Knowledge exchange favors the design of IDH’s strategy in Colombia
Learning from practice and being able to design better action strategies. This is what motivated an exchange between IDH Brazil and Colombia teams, held in November.
IDH teams during visit to the municipalities in Colombia for action planning
Carolina Tenório, Senior Program Manager at IDH Colombia and Francisco León, IDH Colombia Program Officer, were in Brazil to fulfill an agenda that included meetings and field visits.
In Cuiabá-MT, they learned, in detail, the work carried out by the State Secretariat of the Environment (Sema-MT), which involves the processes of combating illegal deforestation and environmental regularization (through the Rural Environmental Register), including the new deforestation monitoring system in real time. Still in Cuiabá, the Colombian team gathered with the PCI Institute’s executive director, Fernando Sampaio, to collect information to be used in the design of a multi-stakeholder territorial approach strategy in progress in that country.
After that, they started a road trip accompanied by IDH’s team in Cuiabá, and visited the town of Sorriso, where they could check how the PCI landing in the field happens – in practice. In addition to meetings with members of the local PCI Compact, León and Tenório visited some productive properties to gather as much information as possible.
“For us it was a very precious moment, as we are starting similar work in Colombia. Undoubtedly, information on how the Compacts are being developed in Mato Grosso will help us design our strategy in Colombia, based on the lessons learned and the challenges overcome,” Carolina Tenório explained.
The proposal for action in Colombia was presented in October, at an event attended by the Deputy Minister of Agricultural Affairs, Colombian Ministry of Agriculture and Rural Development, Marcela Urueña, by IDH Brazil and Latin America Director Daniela Mariuzzo, and by several partners of AgroColombia Productiva y Sostenible, a public-private alliance supported by the National Government with the mission to identify, align and expand sustainable practices to foster agricultural development.
Our proposal is to work with a view to territorial development, increasing productivity while ensuring the agricultural sustainability of the Departments of Cesar, Magdalena and Huila.
To assist in the design of this territorial approach strategy, Guilherme Justo, IDH Brazil Program Manager, has also been to Colombia. The purpose of his visit between November and early December was visiting the locations to define the municipalities where the activities will be developed, in a similar model to that of Mato Grosso: Municipal compacts in the PPI (Production, Preservation and Inclusion) approach.

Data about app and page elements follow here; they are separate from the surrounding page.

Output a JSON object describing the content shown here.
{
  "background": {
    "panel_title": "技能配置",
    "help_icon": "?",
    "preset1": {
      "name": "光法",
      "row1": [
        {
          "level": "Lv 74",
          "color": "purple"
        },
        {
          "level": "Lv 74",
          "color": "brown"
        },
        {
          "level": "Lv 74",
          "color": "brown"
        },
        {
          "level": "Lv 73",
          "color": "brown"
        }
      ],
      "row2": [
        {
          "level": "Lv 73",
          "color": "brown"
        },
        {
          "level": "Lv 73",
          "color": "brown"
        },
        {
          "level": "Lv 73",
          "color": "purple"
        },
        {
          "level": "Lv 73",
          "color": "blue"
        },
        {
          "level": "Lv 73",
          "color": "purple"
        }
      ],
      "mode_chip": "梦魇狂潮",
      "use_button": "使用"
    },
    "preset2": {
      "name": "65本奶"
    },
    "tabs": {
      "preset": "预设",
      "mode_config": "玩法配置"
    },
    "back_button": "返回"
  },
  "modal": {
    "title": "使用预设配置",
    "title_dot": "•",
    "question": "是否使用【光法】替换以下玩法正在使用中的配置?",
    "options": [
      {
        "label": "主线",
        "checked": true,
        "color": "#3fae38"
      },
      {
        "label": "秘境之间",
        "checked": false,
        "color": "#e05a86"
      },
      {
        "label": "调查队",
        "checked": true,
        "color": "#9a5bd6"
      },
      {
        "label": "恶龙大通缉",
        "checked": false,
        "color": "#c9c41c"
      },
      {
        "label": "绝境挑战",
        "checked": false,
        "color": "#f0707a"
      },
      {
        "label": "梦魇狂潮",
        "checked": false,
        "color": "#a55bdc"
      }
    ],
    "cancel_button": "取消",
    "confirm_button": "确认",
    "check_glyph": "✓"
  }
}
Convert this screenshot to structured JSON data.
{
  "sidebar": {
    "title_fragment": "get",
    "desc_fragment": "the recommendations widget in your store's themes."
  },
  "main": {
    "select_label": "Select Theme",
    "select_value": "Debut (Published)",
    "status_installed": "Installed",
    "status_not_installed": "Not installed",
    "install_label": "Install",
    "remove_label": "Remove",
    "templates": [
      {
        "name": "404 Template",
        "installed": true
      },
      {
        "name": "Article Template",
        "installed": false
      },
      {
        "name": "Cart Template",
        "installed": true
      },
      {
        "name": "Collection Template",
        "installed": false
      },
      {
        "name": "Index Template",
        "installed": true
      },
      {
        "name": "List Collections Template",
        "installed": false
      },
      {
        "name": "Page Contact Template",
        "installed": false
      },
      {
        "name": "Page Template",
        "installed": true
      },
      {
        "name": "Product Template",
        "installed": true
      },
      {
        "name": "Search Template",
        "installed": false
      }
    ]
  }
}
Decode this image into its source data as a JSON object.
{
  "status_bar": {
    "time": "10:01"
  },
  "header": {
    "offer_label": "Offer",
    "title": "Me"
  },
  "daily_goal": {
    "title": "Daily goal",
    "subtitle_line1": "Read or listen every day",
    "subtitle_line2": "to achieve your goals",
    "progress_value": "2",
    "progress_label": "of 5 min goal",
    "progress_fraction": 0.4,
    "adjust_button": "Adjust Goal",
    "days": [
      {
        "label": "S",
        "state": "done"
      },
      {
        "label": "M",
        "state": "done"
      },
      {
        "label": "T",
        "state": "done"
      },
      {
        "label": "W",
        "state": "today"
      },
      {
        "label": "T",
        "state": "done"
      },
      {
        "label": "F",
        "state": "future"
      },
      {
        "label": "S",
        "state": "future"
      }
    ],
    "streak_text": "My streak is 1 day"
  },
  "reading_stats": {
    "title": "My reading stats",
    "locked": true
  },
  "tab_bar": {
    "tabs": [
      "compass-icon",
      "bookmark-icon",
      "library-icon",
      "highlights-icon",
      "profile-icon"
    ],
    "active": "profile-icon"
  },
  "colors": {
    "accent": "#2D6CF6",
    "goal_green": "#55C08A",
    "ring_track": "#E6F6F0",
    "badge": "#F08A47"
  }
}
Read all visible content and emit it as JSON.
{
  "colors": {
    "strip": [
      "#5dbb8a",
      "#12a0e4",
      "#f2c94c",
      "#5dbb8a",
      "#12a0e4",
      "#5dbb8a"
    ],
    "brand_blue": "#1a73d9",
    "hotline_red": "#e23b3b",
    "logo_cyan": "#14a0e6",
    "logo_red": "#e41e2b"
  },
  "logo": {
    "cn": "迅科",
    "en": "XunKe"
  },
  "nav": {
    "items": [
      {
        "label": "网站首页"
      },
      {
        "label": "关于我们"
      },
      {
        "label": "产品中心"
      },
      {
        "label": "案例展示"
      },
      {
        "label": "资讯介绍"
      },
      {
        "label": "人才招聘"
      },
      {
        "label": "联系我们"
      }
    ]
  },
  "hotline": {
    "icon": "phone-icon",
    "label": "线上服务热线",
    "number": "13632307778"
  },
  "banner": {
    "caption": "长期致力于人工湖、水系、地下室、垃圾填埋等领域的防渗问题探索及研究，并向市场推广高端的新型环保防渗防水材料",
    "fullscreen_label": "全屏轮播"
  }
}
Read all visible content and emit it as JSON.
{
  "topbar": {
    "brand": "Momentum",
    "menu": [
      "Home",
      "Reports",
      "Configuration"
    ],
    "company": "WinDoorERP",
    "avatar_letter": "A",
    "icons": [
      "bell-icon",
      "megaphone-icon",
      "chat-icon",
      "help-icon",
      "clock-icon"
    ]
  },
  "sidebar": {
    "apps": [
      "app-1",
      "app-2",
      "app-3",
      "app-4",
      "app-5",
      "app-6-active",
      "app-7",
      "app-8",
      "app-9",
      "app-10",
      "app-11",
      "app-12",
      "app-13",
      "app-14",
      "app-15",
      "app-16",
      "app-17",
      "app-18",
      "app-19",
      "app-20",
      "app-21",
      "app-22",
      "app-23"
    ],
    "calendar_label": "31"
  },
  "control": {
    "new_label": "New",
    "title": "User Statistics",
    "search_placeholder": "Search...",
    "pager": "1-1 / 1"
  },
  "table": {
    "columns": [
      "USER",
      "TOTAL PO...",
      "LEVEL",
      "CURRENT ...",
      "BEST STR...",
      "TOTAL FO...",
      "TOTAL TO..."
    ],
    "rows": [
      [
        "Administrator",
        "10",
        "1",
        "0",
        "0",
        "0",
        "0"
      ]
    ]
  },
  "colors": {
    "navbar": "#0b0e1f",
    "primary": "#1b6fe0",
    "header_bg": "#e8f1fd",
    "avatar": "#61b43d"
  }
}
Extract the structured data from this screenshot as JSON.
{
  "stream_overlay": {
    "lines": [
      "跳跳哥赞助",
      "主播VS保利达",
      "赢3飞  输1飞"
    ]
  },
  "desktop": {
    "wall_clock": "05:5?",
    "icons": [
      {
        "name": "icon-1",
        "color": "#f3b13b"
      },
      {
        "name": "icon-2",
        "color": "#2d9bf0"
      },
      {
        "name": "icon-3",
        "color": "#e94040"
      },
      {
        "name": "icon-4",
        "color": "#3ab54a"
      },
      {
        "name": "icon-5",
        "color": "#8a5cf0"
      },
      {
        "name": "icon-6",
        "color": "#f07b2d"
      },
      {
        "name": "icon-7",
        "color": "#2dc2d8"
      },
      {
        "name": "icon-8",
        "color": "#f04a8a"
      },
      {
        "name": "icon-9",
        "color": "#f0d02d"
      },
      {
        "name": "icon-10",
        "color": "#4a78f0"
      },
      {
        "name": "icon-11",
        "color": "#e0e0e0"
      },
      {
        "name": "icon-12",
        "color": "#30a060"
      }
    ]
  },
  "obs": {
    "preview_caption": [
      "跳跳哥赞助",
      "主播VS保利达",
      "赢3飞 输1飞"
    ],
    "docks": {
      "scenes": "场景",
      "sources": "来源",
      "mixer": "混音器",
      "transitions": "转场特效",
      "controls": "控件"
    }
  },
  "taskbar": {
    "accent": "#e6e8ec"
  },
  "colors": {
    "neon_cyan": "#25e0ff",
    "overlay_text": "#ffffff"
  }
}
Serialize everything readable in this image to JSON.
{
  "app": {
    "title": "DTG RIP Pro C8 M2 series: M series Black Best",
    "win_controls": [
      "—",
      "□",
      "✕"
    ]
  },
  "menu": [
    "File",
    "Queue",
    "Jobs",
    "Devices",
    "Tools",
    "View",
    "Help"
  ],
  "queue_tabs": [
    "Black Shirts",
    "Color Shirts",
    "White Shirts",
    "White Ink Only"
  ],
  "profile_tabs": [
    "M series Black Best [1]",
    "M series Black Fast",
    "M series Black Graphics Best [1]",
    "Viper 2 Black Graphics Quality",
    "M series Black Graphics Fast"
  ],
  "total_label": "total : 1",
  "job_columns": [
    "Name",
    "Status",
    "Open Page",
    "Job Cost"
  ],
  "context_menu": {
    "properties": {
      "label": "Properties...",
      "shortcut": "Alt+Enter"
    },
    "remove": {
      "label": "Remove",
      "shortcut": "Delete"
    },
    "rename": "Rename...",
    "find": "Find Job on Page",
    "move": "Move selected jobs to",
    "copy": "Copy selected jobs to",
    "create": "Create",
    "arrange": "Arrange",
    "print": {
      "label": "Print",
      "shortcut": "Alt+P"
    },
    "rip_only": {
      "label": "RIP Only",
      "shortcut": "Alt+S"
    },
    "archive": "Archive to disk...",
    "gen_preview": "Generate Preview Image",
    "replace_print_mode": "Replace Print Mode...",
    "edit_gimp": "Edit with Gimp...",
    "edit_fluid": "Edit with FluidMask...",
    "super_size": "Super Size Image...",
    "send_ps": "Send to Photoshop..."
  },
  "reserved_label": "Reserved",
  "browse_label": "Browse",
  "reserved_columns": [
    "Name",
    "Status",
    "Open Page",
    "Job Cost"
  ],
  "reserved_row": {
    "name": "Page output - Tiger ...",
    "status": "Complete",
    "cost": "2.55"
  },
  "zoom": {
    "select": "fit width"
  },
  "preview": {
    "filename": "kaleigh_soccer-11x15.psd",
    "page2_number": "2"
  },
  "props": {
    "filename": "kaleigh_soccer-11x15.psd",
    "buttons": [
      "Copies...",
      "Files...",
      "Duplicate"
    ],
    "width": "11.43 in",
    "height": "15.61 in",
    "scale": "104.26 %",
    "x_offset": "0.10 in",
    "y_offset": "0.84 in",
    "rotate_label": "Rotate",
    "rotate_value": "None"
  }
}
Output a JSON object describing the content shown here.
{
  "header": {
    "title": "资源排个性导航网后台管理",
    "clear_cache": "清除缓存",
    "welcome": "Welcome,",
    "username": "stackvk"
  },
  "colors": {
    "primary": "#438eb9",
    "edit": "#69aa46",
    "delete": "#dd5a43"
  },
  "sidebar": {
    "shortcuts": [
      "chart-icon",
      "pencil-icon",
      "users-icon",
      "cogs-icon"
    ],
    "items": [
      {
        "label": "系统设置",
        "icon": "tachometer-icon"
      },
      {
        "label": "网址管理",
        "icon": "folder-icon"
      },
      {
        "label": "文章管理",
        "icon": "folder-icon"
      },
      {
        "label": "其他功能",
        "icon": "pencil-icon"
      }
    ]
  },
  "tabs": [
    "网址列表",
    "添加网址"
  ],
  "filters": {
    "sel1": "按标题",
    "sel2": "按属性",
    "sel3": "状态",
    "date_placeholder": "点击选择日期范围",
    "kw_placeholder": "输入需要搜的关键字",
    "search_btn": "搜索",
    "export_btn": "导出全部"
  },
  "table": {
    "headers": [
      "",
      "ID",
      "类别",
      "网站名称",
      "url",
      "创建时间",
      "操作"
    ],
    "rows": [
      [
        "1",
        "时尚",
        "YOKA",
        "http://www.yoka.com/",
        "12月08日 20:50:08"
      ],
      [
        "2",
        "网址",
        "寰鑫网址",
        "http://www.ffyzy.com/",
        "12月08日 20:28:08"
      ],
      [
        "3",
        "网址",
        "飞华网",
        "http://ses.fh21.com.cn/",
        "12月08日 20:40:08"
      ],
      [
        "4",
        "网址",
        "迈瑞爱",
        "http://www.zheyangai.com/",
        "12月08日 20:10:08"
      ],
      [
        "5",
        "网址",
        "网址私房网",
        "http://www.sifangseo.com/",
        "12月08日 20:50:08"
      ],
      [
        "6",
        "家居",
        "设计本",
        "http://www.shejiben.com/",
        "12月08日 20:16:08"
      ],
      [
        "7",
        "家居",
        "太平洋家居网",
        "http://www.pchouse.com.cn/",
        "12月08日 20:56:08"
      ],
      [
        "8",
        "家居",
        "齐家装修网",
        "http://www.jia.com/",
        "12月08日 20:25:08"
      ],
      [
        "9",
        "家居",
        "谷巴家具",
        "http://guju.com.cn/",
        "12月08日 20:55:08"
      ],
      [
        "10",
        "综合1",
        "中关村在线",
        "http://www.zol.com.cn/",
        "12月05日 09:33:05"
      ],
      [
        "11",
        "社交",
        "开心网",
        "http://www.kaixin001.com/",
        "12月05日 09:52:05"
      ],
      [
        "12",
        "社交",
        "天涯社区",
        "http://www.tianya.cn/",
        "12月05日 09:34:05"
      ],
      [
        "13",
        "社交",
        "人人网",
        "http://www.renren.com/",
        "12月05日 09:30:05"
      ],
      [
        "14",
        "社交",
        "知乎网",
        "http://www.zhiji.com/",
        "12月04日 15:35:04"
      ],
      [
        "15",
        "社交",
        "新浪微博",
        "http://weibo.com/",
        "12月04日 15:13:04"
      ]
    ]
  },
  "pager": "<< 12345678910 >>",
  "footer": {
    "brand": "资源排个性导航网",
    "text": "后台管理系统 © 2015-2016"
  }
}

In Magdalena, the organization of the agenda was supported by the Swiss Embassy and the IDH team was accompanied by the National Federation of Palm Oil Producers (Fedepalma), as the product will initially be the flagship of the Production line, that may add other crops in the future.
In Cesar, five municipalities that are part of the mining axis were visited, with the strongest presence of coal mines. With the changes in public policies to replace coal as an energy matrix, this activity tends to decline. Then, it will be necessary to prepare these municipalities by offering alternatives that avoid a situation of economic chaos. In this department/state, this means working with coffee, cocoa and banana – among others crops that may arise. Now in Huila, the aptitude is for the work with cocoa.
“What was clear to us during these visits is that water use is a key topic that unites everyone in a common goal. So we also need to think about means to improve the management and access to this natural resource in all territories”, Justo added.
As part of the travel agenda scheduled, Justo was also welcomed by some newly elected mayors, who will take office in January 2020, to present the proposed action.
The next steps to be taken will be to hold meetings with key actors and teams from the city halls to make a more precise design of the activities to be developed.